We also receive some assistance from the open shouts in the aisles of the buses, crowded to the point of exploding, when a speaker– sane, or maybe not quite – decides to announce their truths; or, perhaps the opposite, when certain ideas are passed from mouth to mouth in increasingly caustic whispers.
In this discontinuous and indistinct flow where oral opinions are configured, we are also helped by the leading role that humor and our popular music plays in our daily doings; even though the jokes and stanzas must keep to the limits established by media censorship.
The information available regarding what we Cubans think and want ends up so vague and imprecise, is so open to interpretation, so much bend and spin, that it’s frightening.
Who today would dare to assert what the majority opinion is, and what its different shades might be, for example with respect to the consequences of last December 17th and the progressive rapprochement between Cuba and the United States? Who can define how people in Cuba see the process of economic reordering, or the performance of a minister, or the perspectives for a new electoral law, and what criteria they base themselves on?
It’s no coincidence that public opinion is barely studied and the results of any inquiries are never publicized, nor is this a mere side product of carelessness. The black hole of public opinion has been the ideal board of operations so that the decision-makers can make decisions that are per se exonerated from commitments that can be measured, quantified or scrutinized. They are accustomed to assuming the good intentions and expertise of those who administer resources and design policies in the context of a state economy. And, more serious yet, they assume that they have consensus.
In Cuba, many decisions have been molded in the wake of massive public assemblies. I remember this well, since I was a conscious participant in the meeting process that led up to the IV Congress of the Cuban Communist Party in that parting of the waters that was 1990. The same occurred during the Workers’ Parliaments and more recently during the discussions of the economic Guidelines, and of the Labor Code. In all these cases the quantity of participants was overwhelming as well as the volume of the proposals. But in the end, in none of these experiences was any statistical examination presented back to the public of the criteria offered by the hopeful participants.
The way that the institutions appropriate the balance of public opinion in those events and the dearth of any dissemination of the results – not as a final processed summary document but with the statistical data and without interpretations – distorts the value of these experiences as a consultation.
Within that panorama, the small group of Cubans (about 25% of the population) that connect to the Internet or internal Cuban networks have seen how a new space for expressing opinion has been growing in this virtual zone of life: the zone of commentaries in the digital press where the users, anonymous or baring their chests, from the Island or from outside, all search for the cat’s fifth paw in a rather freewheeling form, despite the lack of custom.
Although almost all of the forums – including of course OnCuba – are moderated, the users of websites such as Cubadebate or even Granma have managed to come ever closer to a vision of the heterogeneous spectrum of opinions that we are developing day by day; and not only regarding strictly political issues. The principal value of these spaces is that they convert the exercise of oral communication into writing.

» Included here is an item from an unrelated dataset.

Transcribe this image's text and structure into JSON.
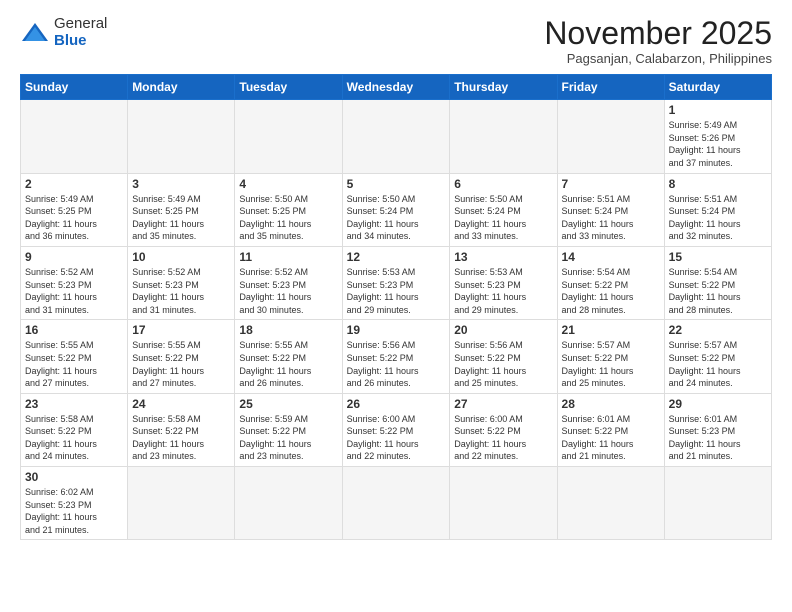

The written word, even in digital letters, can be recuperated, cited, responded to and for that reason it’s more powerful: an ad hoc gathering place, we could call an agora. And while we are writing, the act of sharing our criteria feeds our own self-image, adding protein to our agreements, forging them in the collective reshuffling between the real world and the virtual one.
Nonetheless, we still see that the world could end while the forum participants argue with wise interpretations or scream their head off without that expression generating any response. The public agenda gathered there, this small evidence of what we think, seems to affect the institutional agenda of the public servants little or not at all.
The majority of times, as has occurred recently, as a result of errors in the University entrance exams, the institutional actors don’t seem to feel themselves under any obligation to reply, and remain elusive. In the face of these many times exemplary debates, those from the ministries or millionaire state enterprises lounge at a safe distance, certain that one byte of opinion won’t affect their course. But the sum of them? On that magnificent day when today’s 75% who are currently not connected become digital citizens, such puffed-up pride might be at an end.